All the data that follows should be repeated exactly, without a single picture.

DATA>
BEGIN
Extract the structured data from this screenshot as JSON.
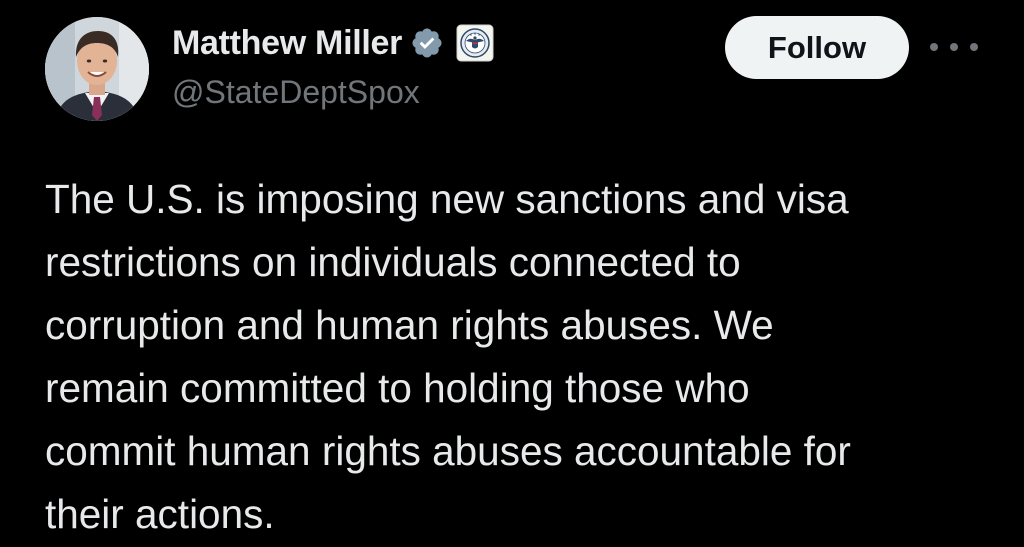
{
  "author": {
    "display_name": "Matthew Miller",
    "handle": "@StateDeptSpox",
    "verified_badge_icon": "verified-check-icon",
    "affiliation_badge_icon": "us-state-department-seal-icon",
    "verified_color": "#829aab"
  },
  "actions": {
    "follow_label": "Follow",
    "more_icon": "more-horizontal-icon"
  },
  "tweet": {
    "lines": [
      "The U.S. is imposing new sanctions and visa",
      "restrictions on individuals connected to",
      "corruption and human rights abuses. We",
      "remain committed to holding those who",
      "commit human rights abuses accountable for",
      "their actions."
    ]
  },
  "colors": {
    "background": "#000000",
    "primary_text": "#e7e9ea",
    "secondary_text": "#71767b",
    "follow_button_bg": "#eff3f4",
    "follow_button_text": "#0f1419"
  }
}
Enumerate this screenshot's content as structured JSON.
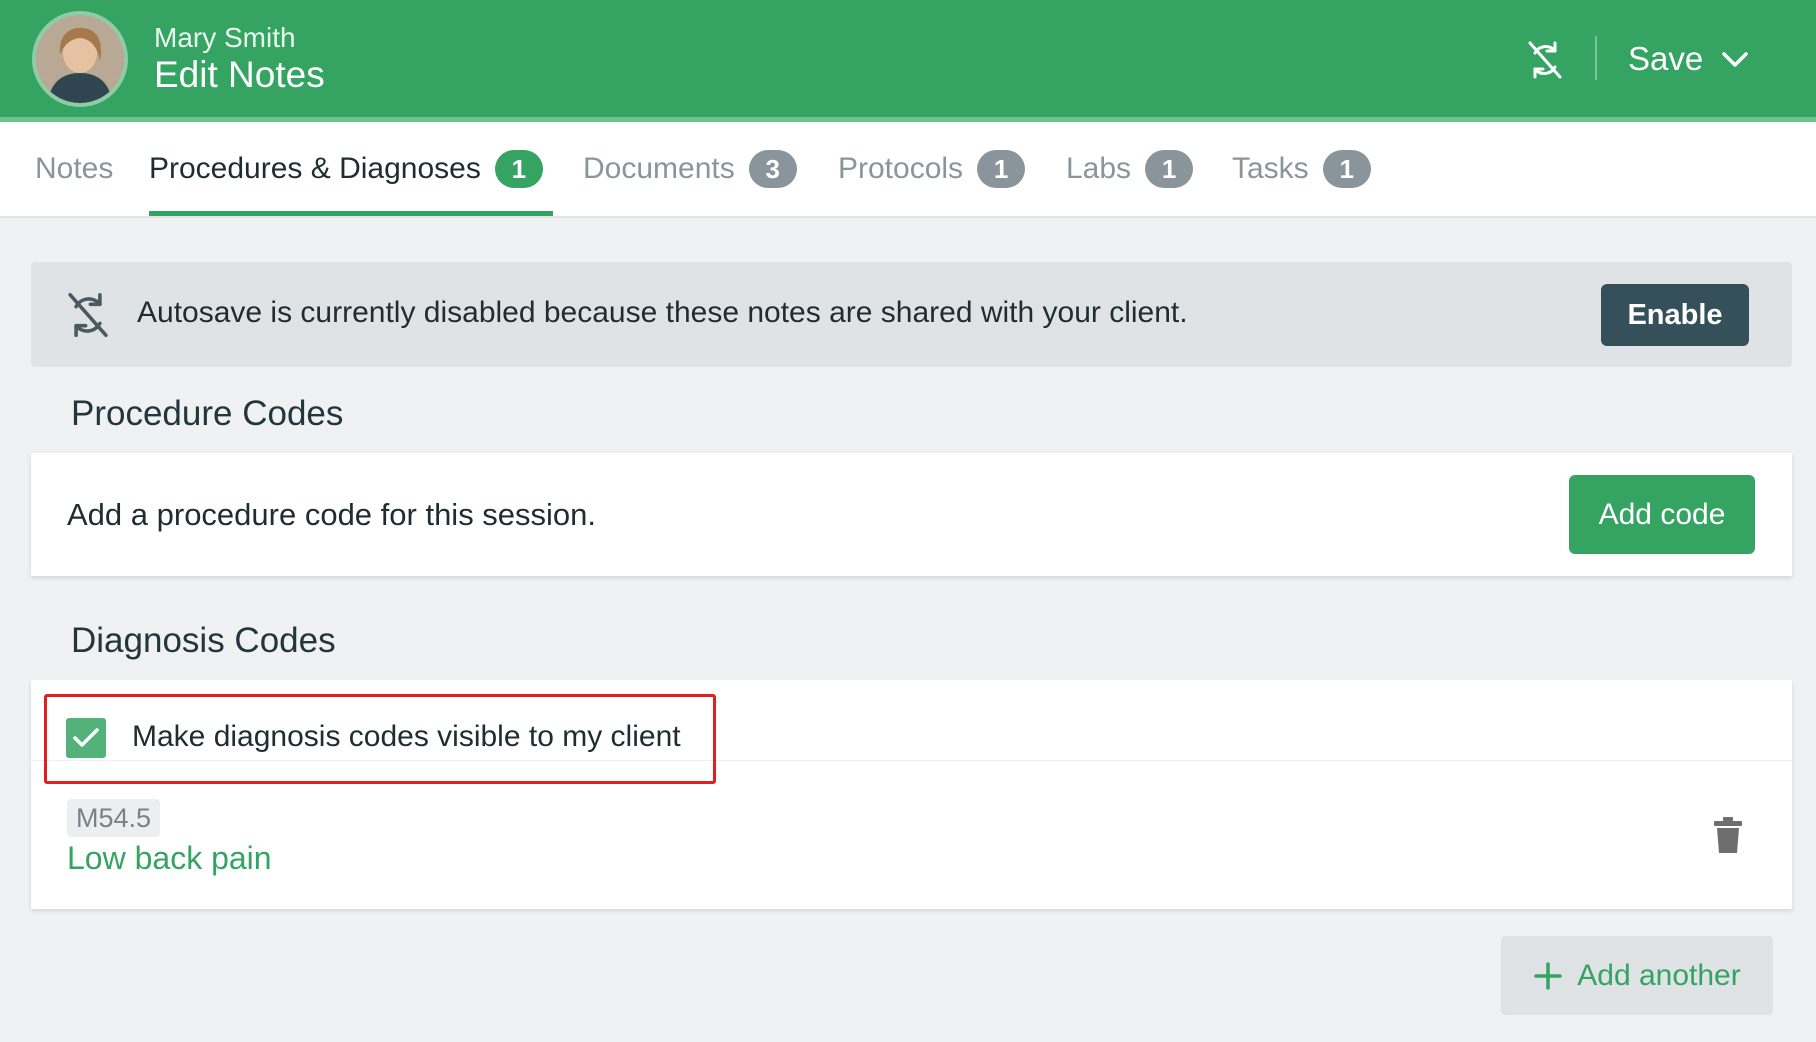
{
  "header": {
    "user_name": "Mary Smith",
    "title": "Edit Notes",
    "save_label": "Save",
    "icons": [
      "avatar",
      "sync-off-icon",
      "chevron-down-icon"
    ]
  },
  "tabs": [
    {
      "label": "Notes",
      "count": null,
      "active": false
    },
    {
      "label": "Procedures & Diagnoses",
      "count": "1",
      "active": true
    },
    {
      "label": "Documents",
      "count": "3",
      "active": false
    },
    {
      "label": "Protocols",
      "count": "1",
      "active": false
    },
    {
      "label": "Labs",
      "count": "1",
      "active": false
    },
    {
      "label": "Tasks",
      "count": "1",
      "active": false
    }
  ],
  "banner": {
    "text": "Autosave is currently disabled because these notes are shared with your client.",
    "button_label": "Enable"
  },
  "procedure": {
    "section_title": "Procedure Codes",
    "prompt": "Add a procedure code for this session.",
    "add_button": "Add code"
  },
  "diagnosis": {
    "section_title": "Diagnosis Codes",
    "visible_label": "Make diagnosis codes visible to my client",
    "visible_checked": true,
    "codes": [
      {
        "code": "M54.5",
        "description": "Low back pain"
      }
    ],
    "add_another": "Add another"
  },
  "colors": {
    "brand_green": "#35a463",
    "dark_button": "#35505a",
    "badge_gray": "#8a959b",
    "highlight_red": "#e02020"
  }
}
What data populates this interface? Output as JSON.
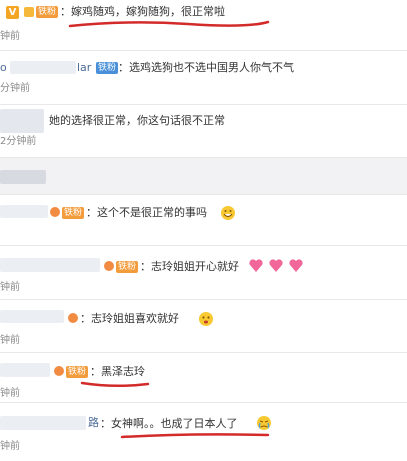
{
  "comments": [
    {
      "prefix": "V",
      "badge": "铁粉",
      "text": "：嫁鸡随鸡，嫁狗随狗，很正常啦",
      "time": "钟前"
    },
    {
      "nick_visible": "lar",
      "badge": "铁粉",
      "text": "：选鸡选狗也不选中国男人你气不气",
      "time": "分钟前",
      "prefix_letter": "o"
    },
    {
      "text": "她的选择很正常，你这句话很不正常",
      "time": "2分钟前"
    },
    {
      "text": "",
      "time": ""
    },
    {
      "badge": "铁粉",
      "text": "：这个不是很正常的事吗",
      "time": ""
    },
    {
      "badge": "铁粉",
      "text": "：志玲姐姐开心就好",
      "time": "钟前"
    },
    {
      "text": "：志玲姐姐喜欢就好",
      "time": "钟前"
    },
    {
      "badge": "铁粉",
      "text": "：黑泽志玲",
      "time": "钟前"
    },
    {
      "nick_visible": "路",
      "text": "：女神啊。。也成了日本人了",
      "time": "钟前"
    }
  ],
  "colors": {
    "red_underline": "#d32a2a",
    "badge_orange": "#f39c3c",
    "badge_blue": "#4a90d9"
  }
}
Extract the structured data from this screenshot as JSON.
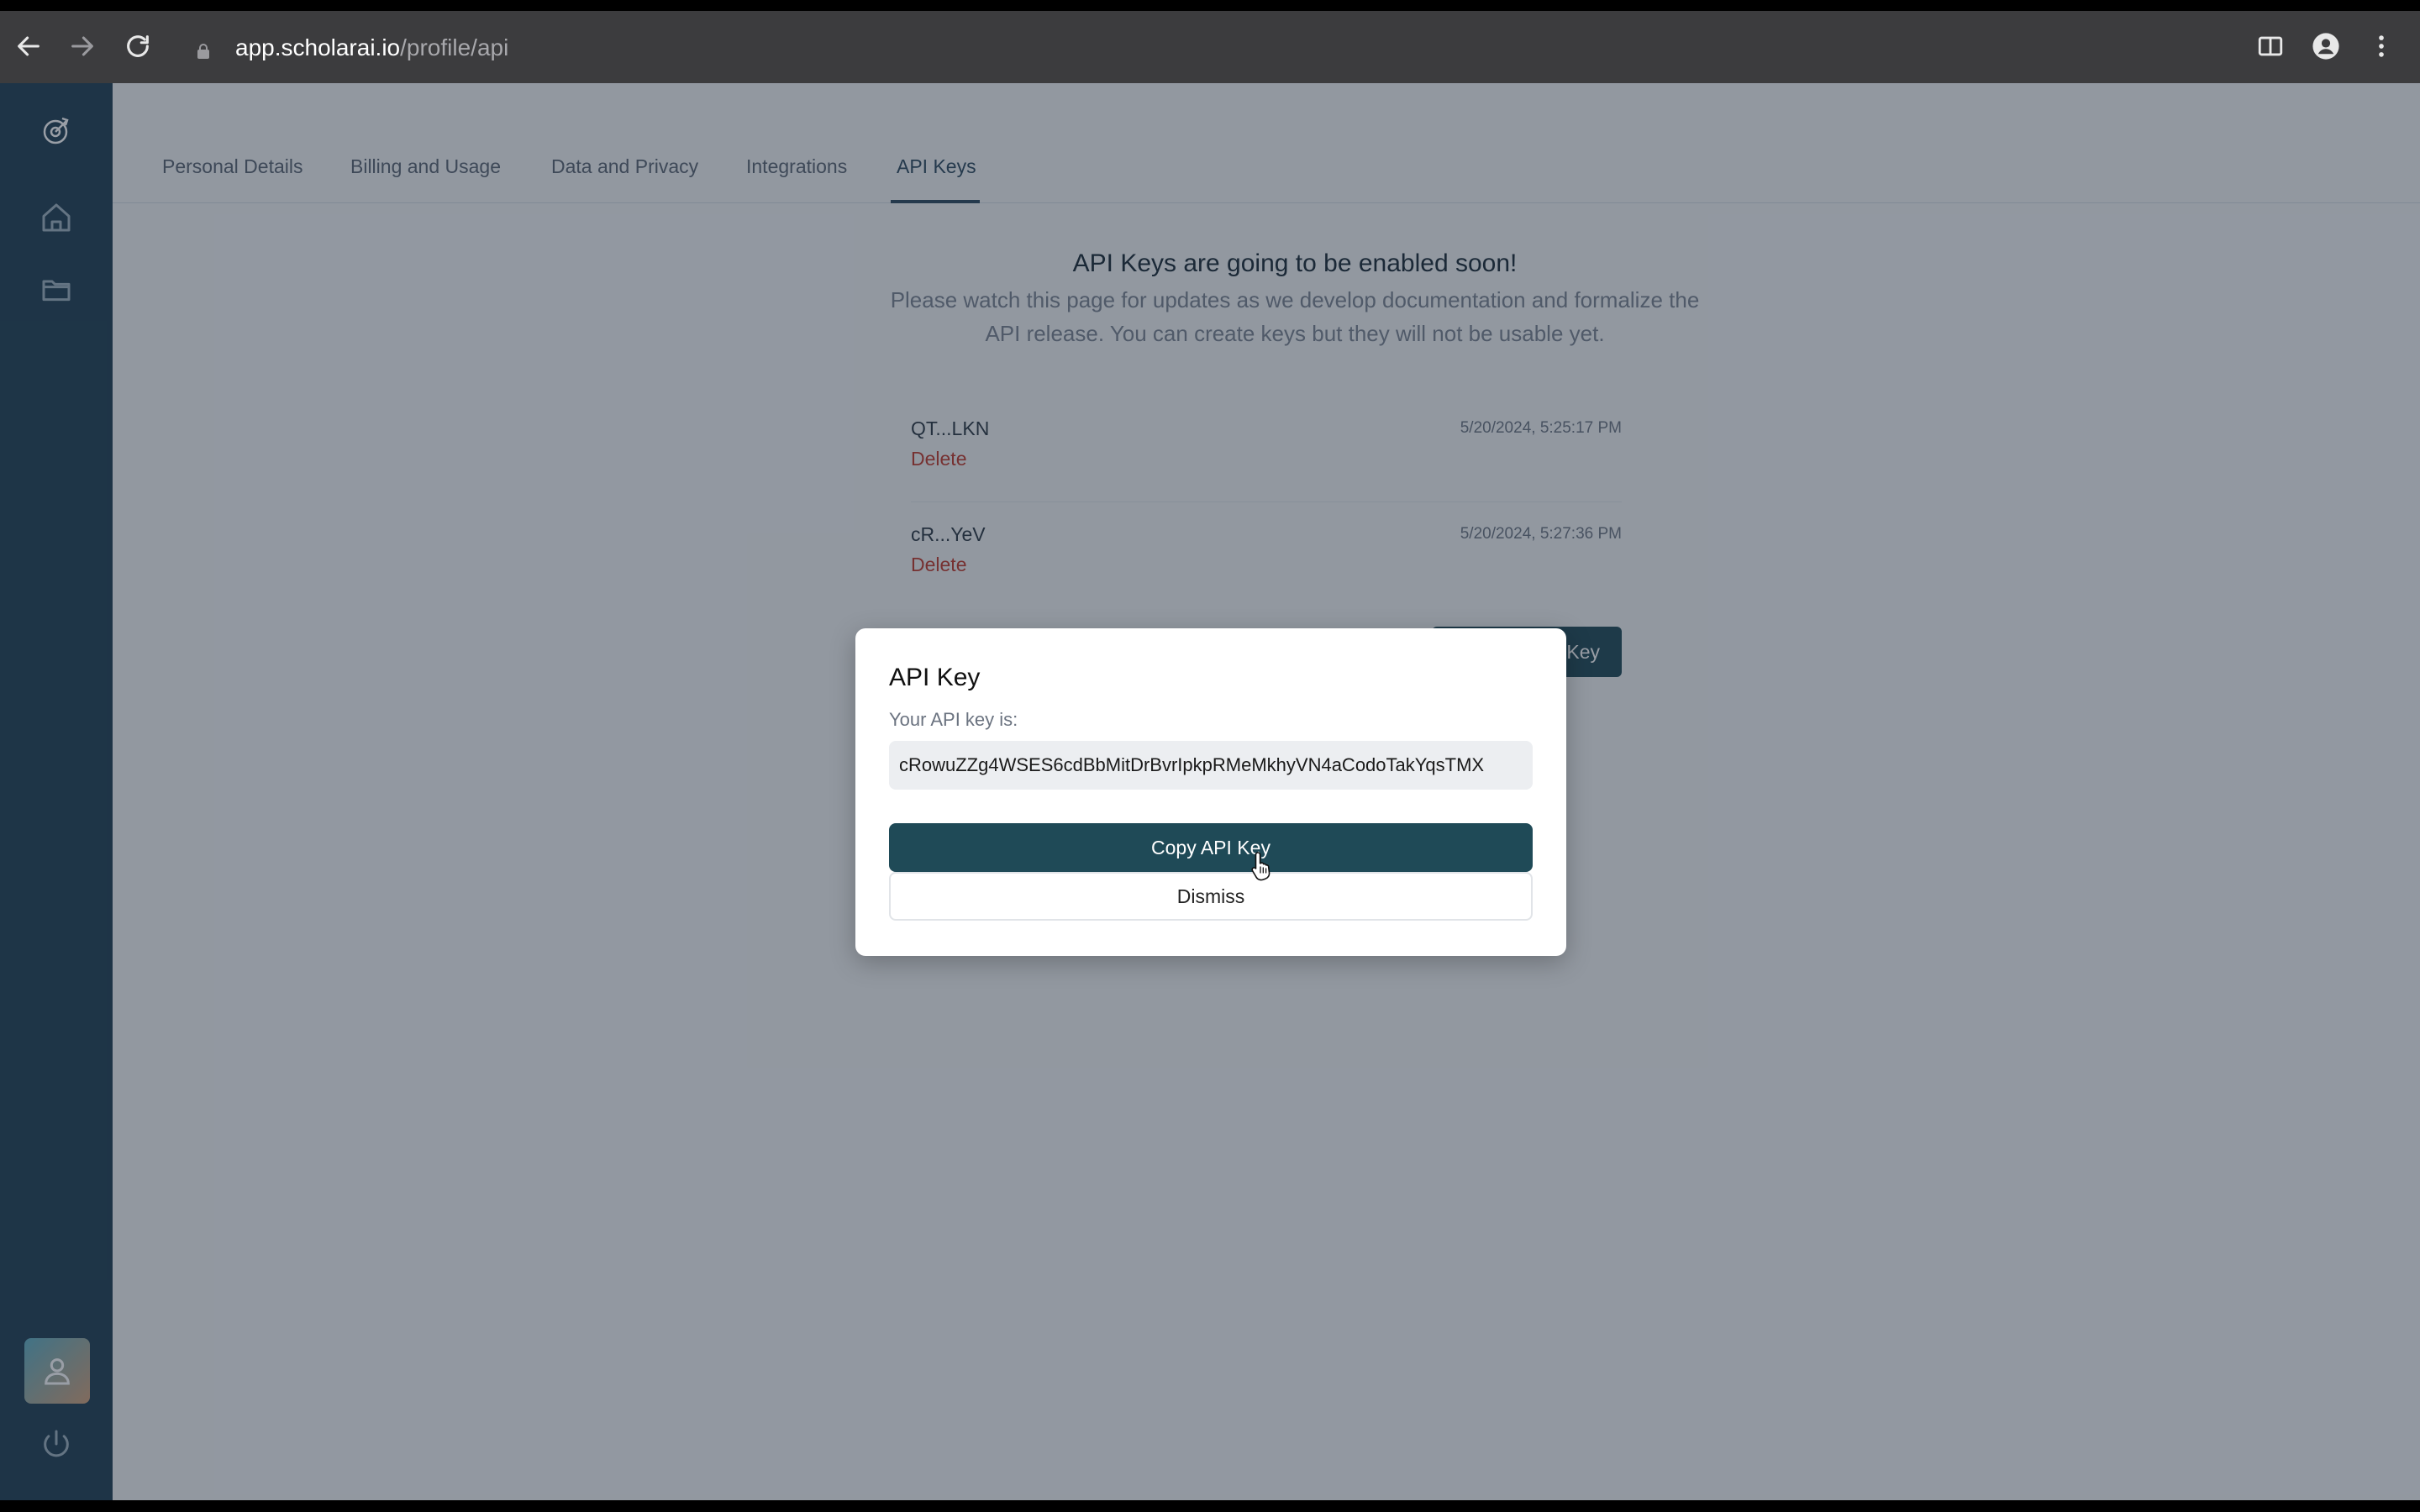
{
  "browser": {
    "url_host": "app.scholarai.io",
    "url_path": "/profile/api",
    "icons": [
      "back-icon",
      "forward-icon",
      "reload-icon",
      "lock-icon",
      "reading-mode-icon",
      "profile-icon",
      "menu-dots-icon"
    ]
  },
  "sidebar": {
    "icons": [
      "logo-icon",
      "home-icon",
      "folder-icon",
      "user-icon",
      "power-icon"
    ],
    "avatar_gradient": [
      "#5fb0c4",
      "#d4a27a"
    ]
  },
  "tabs": [
    {
      "label": "Personal Details"
    },
    {
      "label": "Billing and Usage"
    },
    {
      "label": "Data and Privacy"
    },
    {
      "label": "Integrations"
    },
    {
      "label": "API Keys"
    }
  ],
  "notice": {
    "title": "API Keys are going to be enabled soon!",
    "body": "Please watch this page for updates as we develop documentation and formalize the API release. You can create keys but they will not be usable yet."
  },
  "keys": [
    {
      "name": "QT...LKN",
      "delete_label": "Delete",
      "date": "5/20/2024, 5:25:17 PM"
    },
    {
      "name": "cR...YeV",
      "delete_label": "Delete",
      "date": "5/20/2024, 5:27:36 PM"
    }
  ],
  "create_button_label": "Key",
  "modal": {
    "title": "API Key",
    "label": "Your API key is:",
    "key_value": "cRowuZZg4WSES6cdBbMitDrBvrIpkpRMeMkhyVN4aCodoTakYqsTMX",
    "copy_label": "Copy API Key",
    "dismiss_label": "Dismiss"
  },
  "colors": {
    "sidebar": "#1f3f52",
    "primary_button": "#1f4a57",
    "delete": "#c0392b",
    "overlay": "rgba(28,40,58,0.45)"
  }
}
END
REPLY TO THE EXERCISE>
Extract the structured data from this screenshot as JSON.
{
  "author": {
    "display_name": "Matthew Miller",
    "handle": "@StateDeptSpox",
    "verified_badge_icon": "verified-check-icon",
    "affiliation_badge_icon": "us-state-department-seal-icon",
    "verified_color": "#829aab"
  },
  "actions": {
    "follow_label": "Follow",
    "more_icon": "more-horizontal-icon"
  },
  "tweet": {
    "lines": [
      "The U.S. is imposing new sanctions and visa",
      "restrictions on individuals connected to",
      "corruption and human rights abuses. We",
      "remain committed to holding those who",
      "commit human rights abuses accountable for",
      "their actions."
    ]
  },
  "colors": {
    "background": "#000000",
    "primary_text": "#e7e9ea",
    "secondary_text": "#71767b",
    "follow_button_bg": "#eff3f4",
    "follow_button_text": "#0f1419"
  }
}
Enumerate this screenshot's content as structured JSON.
{
  "header": {
    "user_name": "Mary Smith",
    "title": "Edit Notes",
    "save_label": "Save",
    "icons": [
      "avatar",
      "sync-off-icon",
      "chevron-down-icon"
    ]
  },
  "tabs": [
    {
      "label": "Notes",
      "count": null,
      "active": false
    },
    {
      "label": "Procedures & Diagnoses",
      "count": "1",
      "active": true
    },
    {
      "label": "Documents",
      "count": "3",
      "active": false
    },
    {
      "label": "Protocols",
      "count": "1",
      "active": false
    },
    {
      "label": "Labs",
      "count": "1",
      "active": false
    },
    {
      "label": "Tasks",
      "count": "1",
      "active": false
    }
  ],
  "banner": {
    "text": "Autosave is currently disabled because these notes are shared with your client.",
    "button_label": "Enable"
  },
  "procedure": {
    "section_title": "Procedure Codes",
    "prompt": "Add a procedure code for this session.",
    "add_button": "Add code"
  },
  "diagnosis": {
    "section_title": "Diagnosis Codes",
    "visible_label": "Make diagnosis codes visible to my client",
    "visible_checked": true,
    "codes": [
      {
        "code": "M54.5",
        "description": "Low back pain"
      }
    ],
    "add_another": "Add another"
  },
  "colors": {
    "brand_green": "#35a463",
    "dark_button": "#35505a",
    "badge_gray": "#8a959b",
    "highlight_red": "#e02020"
  }
}
What data populates this interface? Output as JSON.
{
  "comments": [
    {
      "prefix": "V",
      "badge": "铁粉",
      "text": "：嫁鸡随鸡，嫁狗随狗，很正常啦",
      "time": "钟前"
    },
    {
      "nick_visible": "lar",
      "badge": "铁粉",
      "text": "：选鸡选狗也不选中国男人你气不气",
      "time": "分钟前",
      "prefix_letter": "o"
    },
    {
      "text": "她的选择很正常，你这句话很不正常",
      "time": "2分钟前"
    },
    {
      "text": "",
      "time": ""
    },
    {
      "badge": "铁粉",
      "text": "：这个不是很正常的事吗",
      "time": ""
    },
    {
      "badge": "铁粉",
      "text": "：志玲姐姐开心就好",
      "time": "钟前"
    },
    {
      "text": "：志玲姐姐喜欢就好",
      "time": "钟前"
    },
    {
      "badge": "铁粉",
      "text": "：黑泽志玲",
      "time": "钟前"
    },
    {
      "nick_visible": "路",
      "text": "：女神啊。。也成了日本人了",
      "time": "钟前"
    }
  ],
  "colors": {
    "red_underline": "#d32a2a",
    "badge_orange": "#f39c3c",
    "badge_blue": "#4a90d9"
  }
}
Extract the structured data from this screenshot as JSON.
{
  "browser": {
    "url_host": "app.scholarai.io",
    "url_path": "/profile/api",
    "icons": [
      "back-icon",
      "forward-icon",
      "reload-icon",
      "lock-icon",
      "reading-mode-icon",
      "profile-icon",
      "menu-dots-icon"
    ]
  },
  "sidebar": {
    "icons": [
      "logo-icon",
      "home-icon",
      "folder-icon",
      "user-icon",
      "power-icon"
    ],
    "avatar_gradient": [
      "#5fb0c4",
      "#d4a27a"
    ]
  },
  "tabs": [
    {
      "label": "Personal Details"
    },
    {
      "label": "Billing and Usage"
    },
    {
      "label": "Data and Privacy"
    },
    {
      "label": "Integrations"
    },
    {
      "label": "API Keys"
    }
  ],
  "notice": {
    "title": "API Keys are going to be enabled soon!",
    "body": "Please watch this page for updates as we develop documentation and formalize the API release. You can create keys but they will not be usable yet."
  },
  "keys": [
    {
      "name": "QT...LKN",
      "delete_label": "Delete",
      "date": "5/20/2024, 5:25:17 PM"
    },
    {
      "name": "cR...YeV",
      "delete_label": "Delete",
      "date": "5/20/2024, 5:27:36 PM"
    }
  ],
  "create_button_label": "Key",
  "modal": {
    "title": "API Key",
    "label": "Your API key is:",
    "key_value": "cRowuZZg4WSES6cdBbMitDrBvrIpkpRMeMkhyVN4aCodoTakYqsTMX",
    "copy_label": "Copy API Key",
    "dismiss_label": "Dismiss"
  },
  "colors": {
    "sidebar": "#1f3f52",
    "primary_button": "#1f4a57",
    "delete": "#c0392b",
    "overlay": "rgba(28,40,58,0.45)"
  }
}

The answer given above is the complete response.